### Page and application data records
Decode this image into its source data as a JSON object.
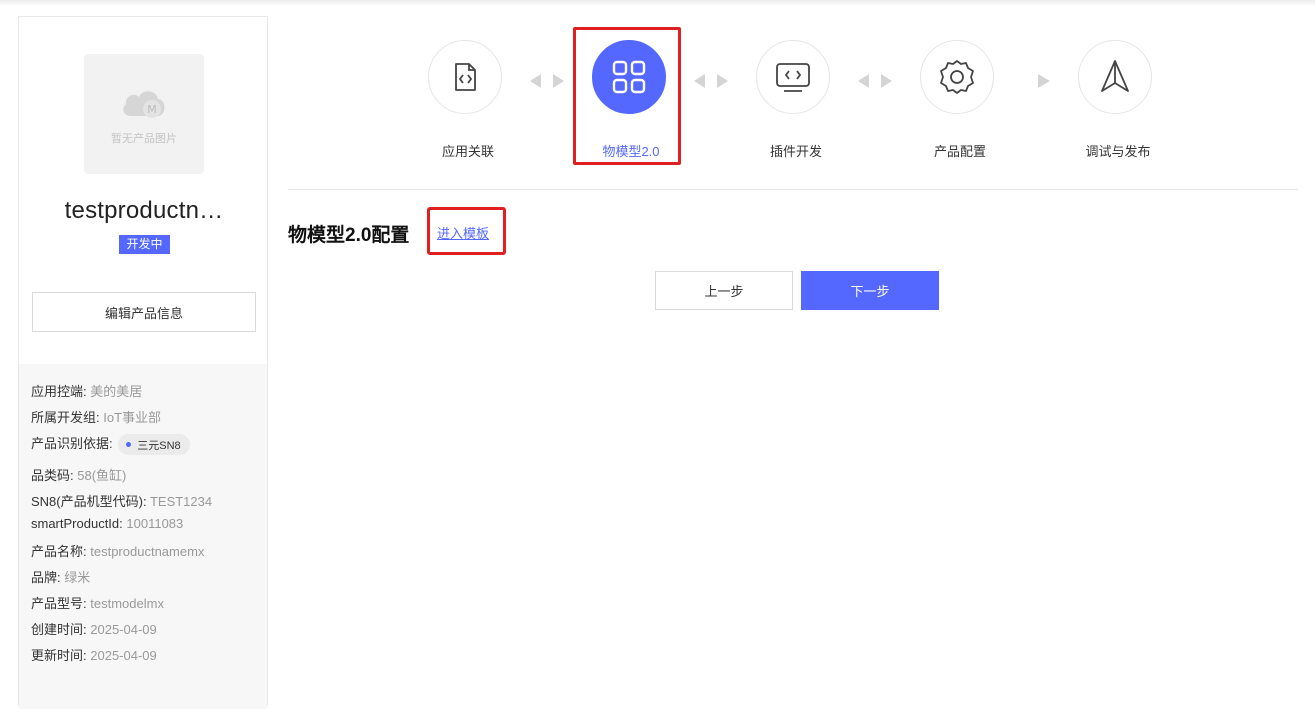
{
  "product": {
    "image_placeholder": "暂无产品图片",
    "name": "testproductn…",
    "status": "开发中",
    "edit_label": "编辑产品信息"
  },
  "info": {
    "app_control": {
      "key": "应用控端:",
      "value": "美的美居"
    },
    "dev_group": {
      "key": "所属开发组:",
      "value": "IoT事业部"
    },
    "id_basis": {
      "key": "产品识别依据:",
      "value": "三元SN8"
    },
    "category_code": {
      "key": "品类码:",
      "value": "58(鱼缸)"
    },
    "sn8": {
      "key": "SN8(产品机型代码):",
      "value": "TEST1234"
    },
    "smart_product_id": {
      "key": "smartProductId:",
      "value": "10011083"
    },
    "product_name": {
      "key": "产品名称:",
      "value": "testproductnamemx"
    },
    "brand": {
      "key": "品牌:",
      "value": "绿米"
    },
    "model": {
      "key": "产品型号:",
      "value": "testmodelmx"
    },
    "created": {
      "key": "创建时间:",
      "value": "2025-04-09"
    },
    "updated": {
      "key": "更新时间:",
      "value": "2025-04-09"
    }
  },
  "steps": [
    {
      "label": "应用关联",
      "icon": "code-file-icon",
      "active": false
    },
    {
      "label": "物模型2.0",
      "icon": "grid-icon",
      "active": true
    },
    {
      "label": "插件开发",
      "icon": "monitor-code-icon",
      "active": false
    },
    {
      "label": "产品配置",
      "icon": "gear-icon",
      "active": false
    },
    {
      "label": "调试与发布",
      "icon": "paper-plane-icon",
      "active": false
    }
  ],
  "section": {
    "title": "物模型2.0配置",
    "template_link": "进入模板"
  },
  "buttons": {
    "prev": "上一步",
    "next": "下一步"
  },
  "colors": {
    "accent": "#5468ff",
    "highlight": "#e02020"
  }
}
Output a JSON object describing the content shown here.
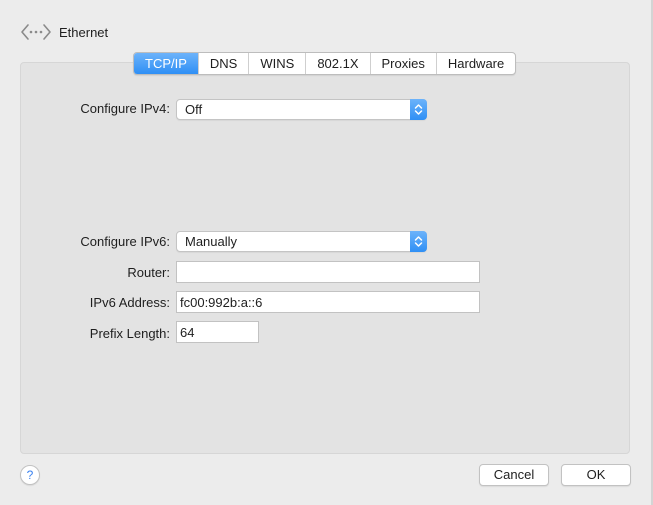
{
  "header": {
    "title": "Ethernet",
    "icon": "network-ethernet-icon"
  },
  "tabs": [
    {
      "label": "TCP/IP",
      "active": true
    },
    {
      "label": "DNS",
      "active": false
    },
    {
      "label": "WINS",
      "active": false
    },
    {
      "label": "802.1X",
      "active": false
    },
    {
      "label": "Proxies",
      "active": false
    },
    {
      "label": "Hardware",
      "active": false
    }
  ],
  "ipv4": {
    "label": "Configure IPv4:",
    "value": "Off"
  },
  "ipv6": {
    "label": "Configure IPv6:",
    "value": "Manually"
  },
  "router": {
    "label": "Router:",
    "value": ""
  },
  "ipv6_address": {
    "label": "IPv6 Address:",
    "value": "fc00:992b:a::6"
  },
  "prefix_length": {
    "label": "Prefix Length:",
    "value": "64"
  },
  "footer": {
    "help_label": "?",
    "cancel_label": "Cancel",
    "ok_label": "OK"
  },
  "colors": {
    "accent": "#2f8ff5",
    "background": "#ececec",
    "panel": "#e3e3e3"
  }
}
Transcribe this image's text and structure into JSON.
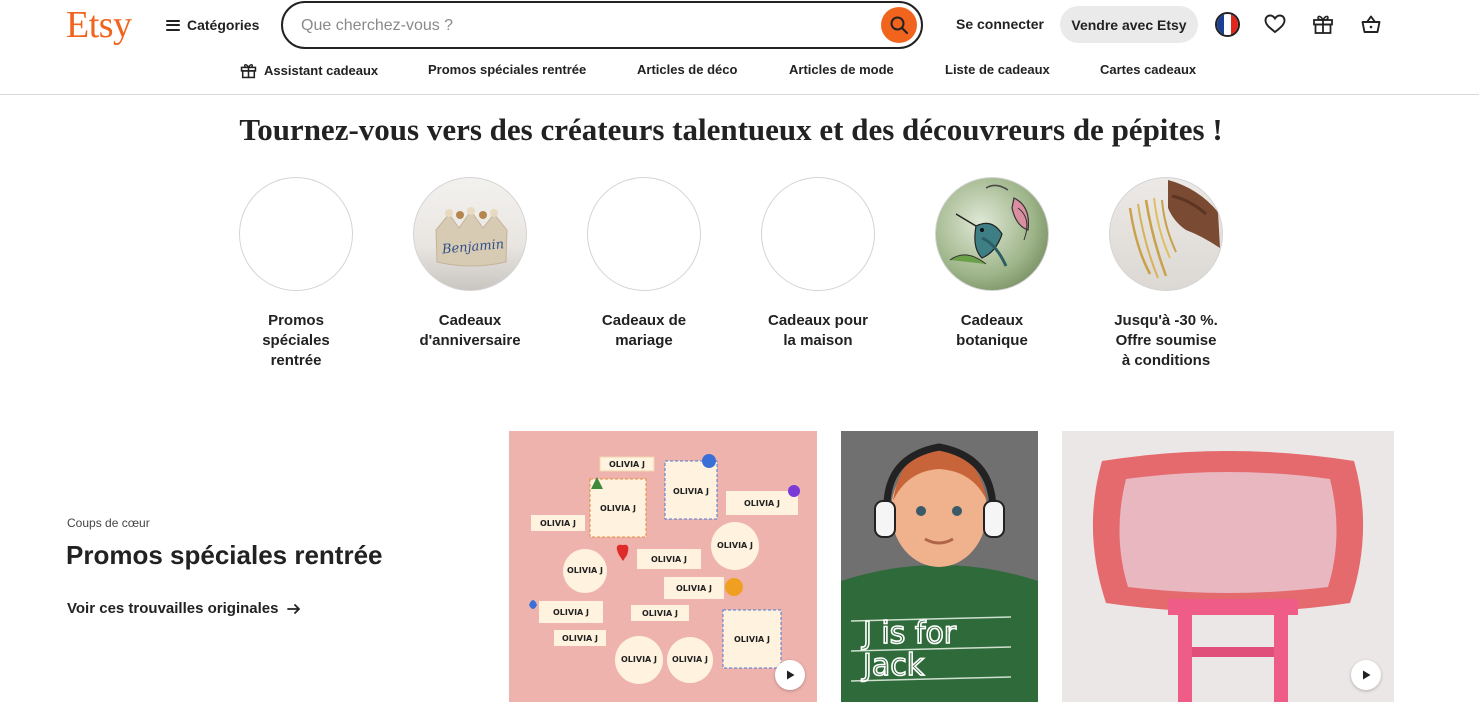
{
  "header": {
    "logo": "Etsy",
    "categories_label": "Catégories",
    "search_placeholder": "Que cherchez-vous ?",
    "signin_label": "Se connecter",
    "sell_label": "Vendre avec Etsy",
    "icons": [
      "search-icon",
      "flag-icon",
      "heart-icon",
      "gift-icon",
      "basket-icon"
    ],
    "accent_color": "#F1641E"
  },
  "subnav": {
    "items": [
      {
        "label": "Assistant cadeaux",
        "icon": "gift-icon"
      },
      {
        "label": "Promos spéciales rentrée"
      },
      {
        "label": "Articles de déco"
      },
      {
        "label": "Articles de mode"
      },
      {
        "label": "Liste de cadeaux"
      },
      {
        "label": "Cartes cadeaux"
      }
    ]
  },
  "hero": {
    "heading": "Tournez-vous vers des créateurs talentueux et des découvreurs de pépites !"
  },
  "circles": [
    {
      "label_lines": [
        "Promos",
        "spéciales",
        "rentrée"
      ]
    },
    {
      "label_lines": [
        "Cadeaux",
        "d'anniversaire"
      ],
      "image_text": "Benjamin"
    },
    {
      "label_lines": [
        "Cadeaux de",
        "mariage"
      ]
    },
    {
      "label_lines": [
        "Cadeaux pour",
        "la maison"
      ]
    },
    {
      "label_lines": [
        "Cadeaux",
        "botanique"
      ]
    },
    {
      "label_lines": [
        "Jusqu'à -30 %.",
        "Offre soumise",
        "à conditions"
      ]
    }
  ],
  "feature": {
    "eyebrow": "Coups de cœur",
    "title": "Promos spéciales rentrée",
    "link": "Voir ces trouvailles originales",
    "tiles": [
      {
        "image": "name-labels-stickers",
        "sticker_text": "OLIVIA J",
        "has_play": true
      },
      {
        "image": "boy-with-headphones",
        "shirt_text": [
          "J is for",
          "Jack"
        ],
        "has_play": false
      },
      {
        "image": "pink-ruffle-pillow-on-stool",
        "has_play": true
      }
    ]
  }
}
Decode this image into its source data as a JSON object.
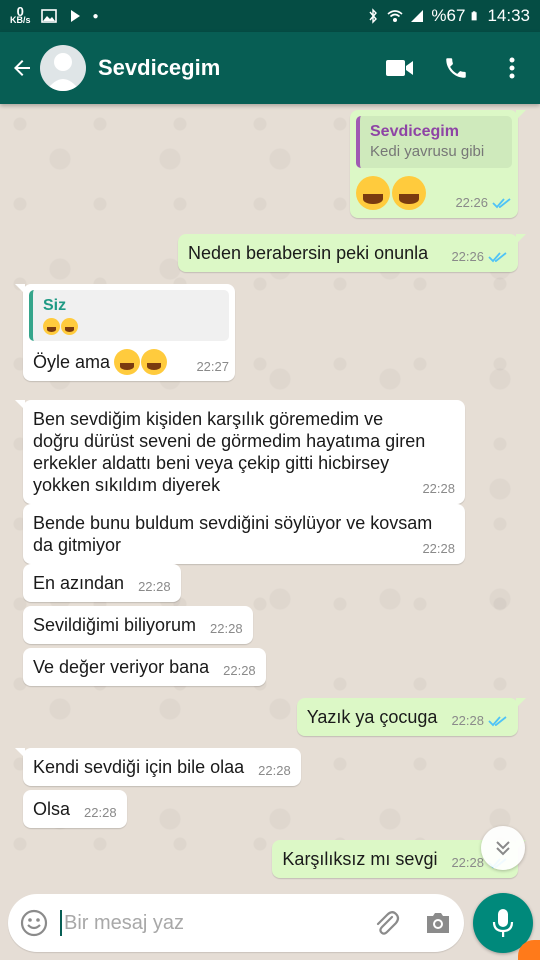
{
  "status_bar": {
    "net_speed_value": "0",
    "net_speed_unit": "KB/s",
    "battery": "%67",
    "time": "14:33"
  },
  "header": {
    "contact_name": "Sevdicegim"
  },
  "messages": [
    {
      "dir": "out",
      "quote_name": "Sevdicegim",
      "quote_text": "Kedi yavrusu gibi",
      "time": "22:26",
      "emoji": "😂😂"
    },
    {
      "dir": "out",
      "text": "Neden berabersin peki onunla",
      "time": "22:26"
    },
    {
      "dir": "in",
      "quote_name": "Siz",
      "quote_emoji": "😂😂",
      "text": "Öyle ama",
      "emoji": "😂😂",
      "time": "22:27"
    },
    {
      "dir": "in",
      "lines": [
        "Ben sevdiğim kişiden karşılık göremedim ve",
        "doğru dürüst seveni de görmedim hayatıma giren",
        "erkekler aldattı beni veya çekip gitti hicbirsey",
        "yokken sıkıldım diyerek"
      ],
      "time": "22:28"
    },
    {
      "dir": "in",
      "lines": [
        "Bende bunu buldum sevdiğini söylüyor ve kovsam",
        "da gitmiyor"
      ],
      "time": "22:28"
    },
    {
      "dir": "in",
      "text": "En azından",
      "time": "22:28"
    },
    {
      "dir": "in",
      "text": "Sevildiğimi biliyorum",
      "time": "22:28"
    },
    {
      "dir": "in",
      "text": "Ve değer veriyor bana",
      "time": "22:28"
    },
    {
      "dir": "out",
      "text": "Yazık ya çocuga",
      "time": "22:28"
    },
    {
      "dir": "in",
      "text": "Kendi sevdiği için bile olaa",
      "time": "22:28"
    },
    {
      "dir": "in",
      "text": "Olsa",
      "time": "22:28"
    },
    {
      "dir": "out",
      "text": "Karşılıksız mı sevgi",
      "time": "22:28"
    }
  ],
  "input": {
    "placeholder": "Bir mesaj yaz"
  },
  "colors": {
    "header": "#075e54",
    "status_bar": "#054d44",
    "outgoing_bubble": "#dcf8c6",
    "incoming_bubble": "#ffffff",
    "read_ticks": "#4fc3f7",
    "mic_button": "#00897b"
  },
  "icons": [
    "back-arrow-icon",
    "avatar-icon",
    "video-call-icon",
    "phone-icon",
    "more-vert-icon",
    "emoji-icon",
    "attach-icon",
    "camera-icon",
    "mic-icon",
    "scroll-down-icon",
    "double-tick-icon"
  ]
}
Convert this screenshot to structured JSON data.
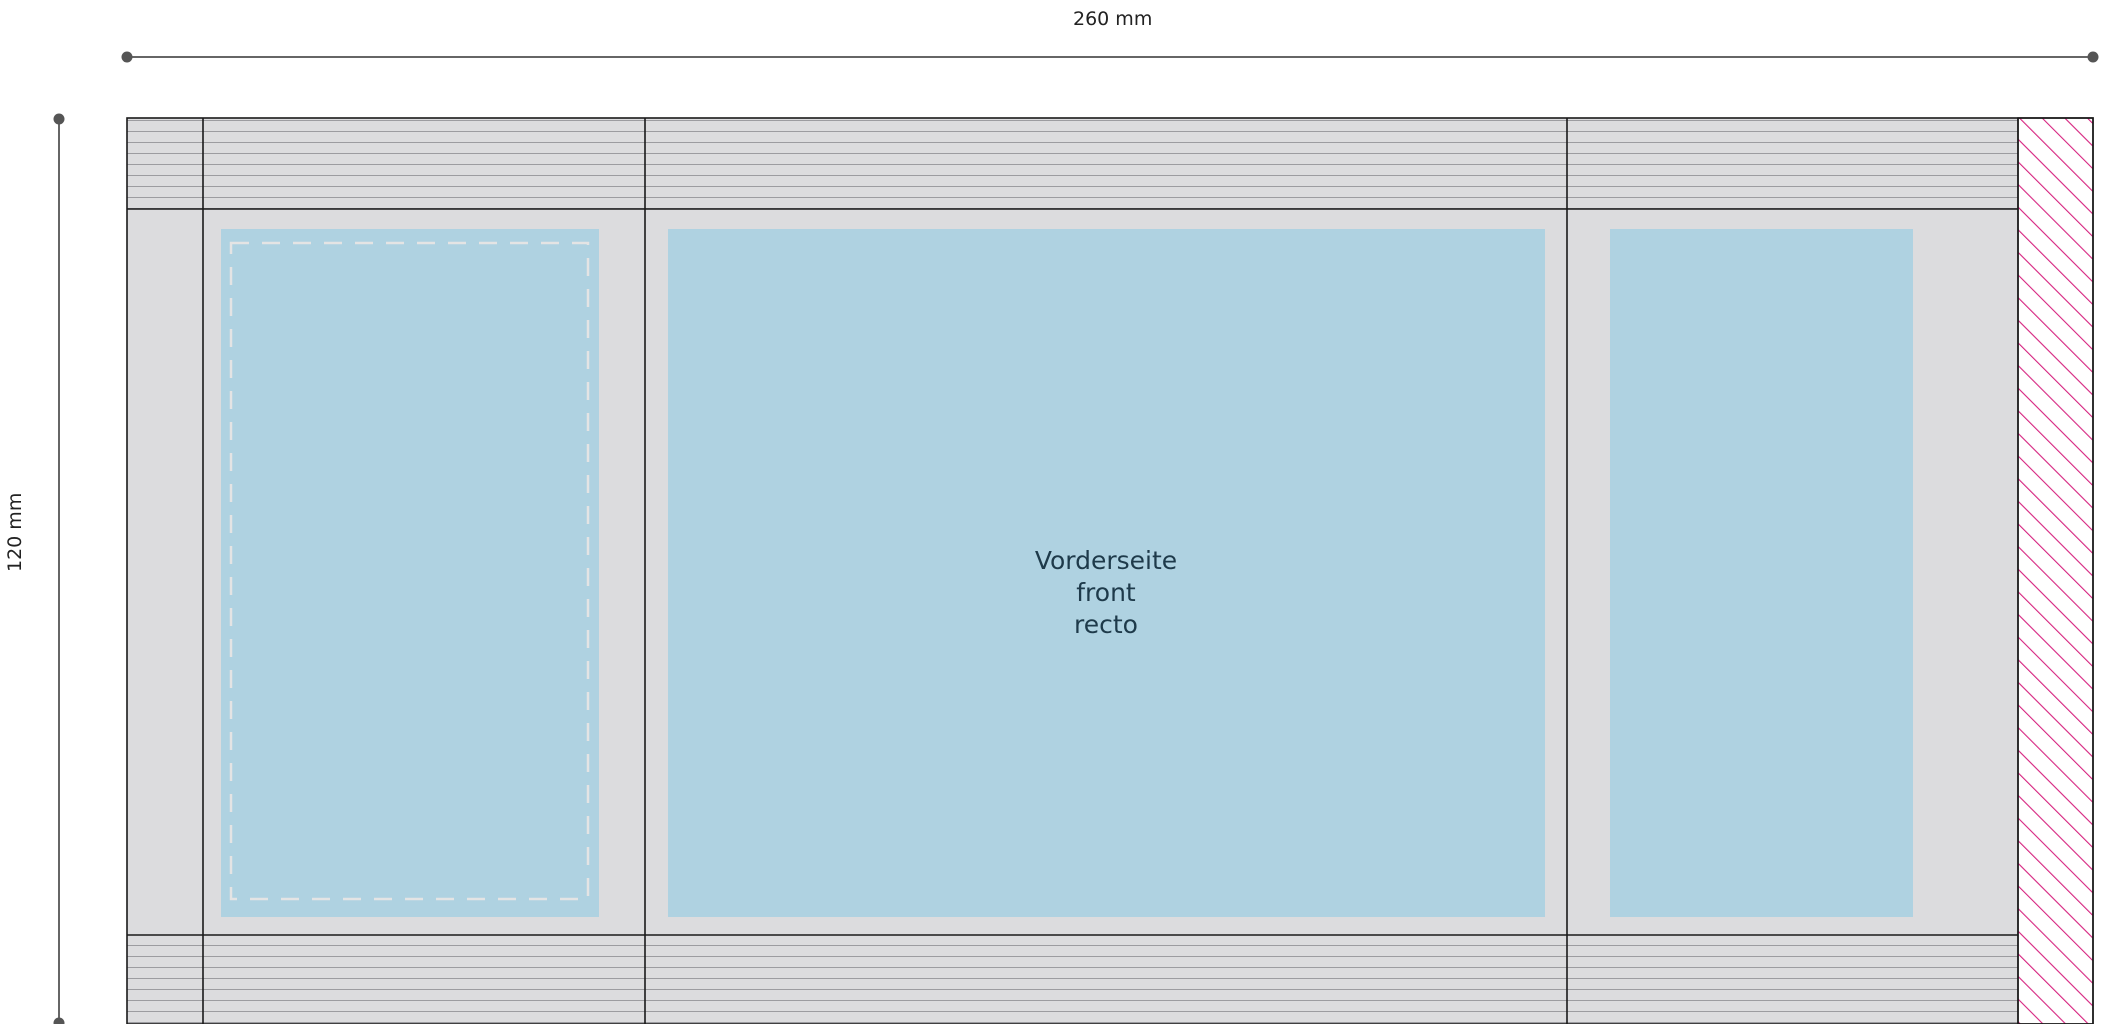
{
  "dimensions": {
    "width_label": "260 mm",
    "height_label": "120 mm"
  },
  "front_panel": {
    "lines": [
      "Vorderseite",
      "front",
      "recto"
    ]
  },
  "colors": {
    "background": "#ffffff",
    "sheet": "#dcdcde",
    "panel": "#afd2e1",
    "hatch": "#d6227f",
    "rule": "#1a1a1a",
    "measure": "#666666",
    "dash": "#e4e4e4"
  }
}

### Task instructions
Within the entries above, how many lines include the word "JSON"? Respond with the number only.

### Exercise output
5